• Never use aluminum foil or metal objects in a microwave oven. They can cause a fire and damage the oven.

• Heat food only in containers or dishes that are safe for microwave use.

• Open heated food containers slowly away from the face to avoid steam burns. Hot steam escaping from the container or food can cause burns.

• Foods heat unevenly in microwave ovens. Stir and test before eating.

How and when to fight cooking fires

• When in doubt, just get out. When you leave, close the door behind you to help contain the fire. Call 9-1-1 or the local emergency number after you leave.

• If you do try to fight the fire, be sure others are already getting out and you have a clear path to the exit.

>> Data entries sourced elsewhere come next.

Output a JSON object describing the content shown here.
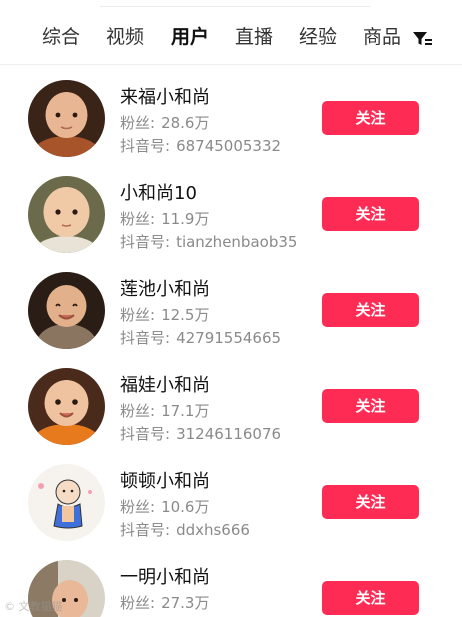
{
  "tabs": [
    {
      "label": "综合",
      "active": false
    },
    {
      "label": "视频",
      "active": false
    },
    {
      "label": "用户",
      "active": true
    },
    {
      "label": "直播",
      "active": false
    },
    {
      "label": "经验",
      "active": false
    },
    {
      "label": "商品",
      "active": false
    }
  ],
  "filter_icon": "filter-icon",
  "fans_label": "粉丝:",
  "douyin_label": "抖音号:",
  "follow_label": "关注",
  "accent_color": "#fe2c55",
  "users": [
    {
      "name": "来福小和尚",
      "fans": "28.6万",
      "douyin_id": "68745005332"
    },
    {
      "name": "小和尚10",
      "fans": "11.9万",
      "douyin_id": "tianzhenbaob35"
    },
    {
      "name": "莲池小和尚",
      "fans": "12.5万",
      "douyin_id": "42791554665"
    },
    {
      "name": "福娃小和尚",
      "fans": "17.1万",
      "douyin_id": "31246116076"
    },
    {
      "name": "顿顿小和尚",
      "fans": "10.6万",
      "douyin_id": "ddxhs666"
    },
    {
      "name": "一明小和尚",
      "fans": "27.3万",
      "douyin_id": ""
    }
  ],
  "watermark": "© 文教猫猫"
}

• Always keep an oven mitt and a lid nearby when you are cooking. If a small grease fire starts in a pan, smother the flames by carefully sliding the lid over the pan (make sure you are wearing the oven mitt). Turn off the burner. Do not move the pan. To keep the fire from restarting, leave the lid on until the pan is completely cool.

• In case of an oven fire, turn off the heat and keep the door closed to prevent flames from burning you or your clothing.

• If you have a fire in your microwave oven, turn it off immediately and keep the door closed. Never open the door until the fire is completely out. Unplug the appliance if you can safely reach the outlet.

• After a fire, both ovens and microwaves should be checked and/or serviced before being used again.

On another note, the firefighters have a few events coming up in October. We are going to be at the Andouille Festival this weekend selling shirts, bracelets and pins to raise money for breast cancer. We also have scheduled the annual Guns & Hoses football game for Oct. 29 at Riverside for 9 a.m. We are collecting toys and canned goods to distribute throughout the parish, so come out and support your fire and police department.

Michael Heath is president of the St. John Professional Firefighters Association.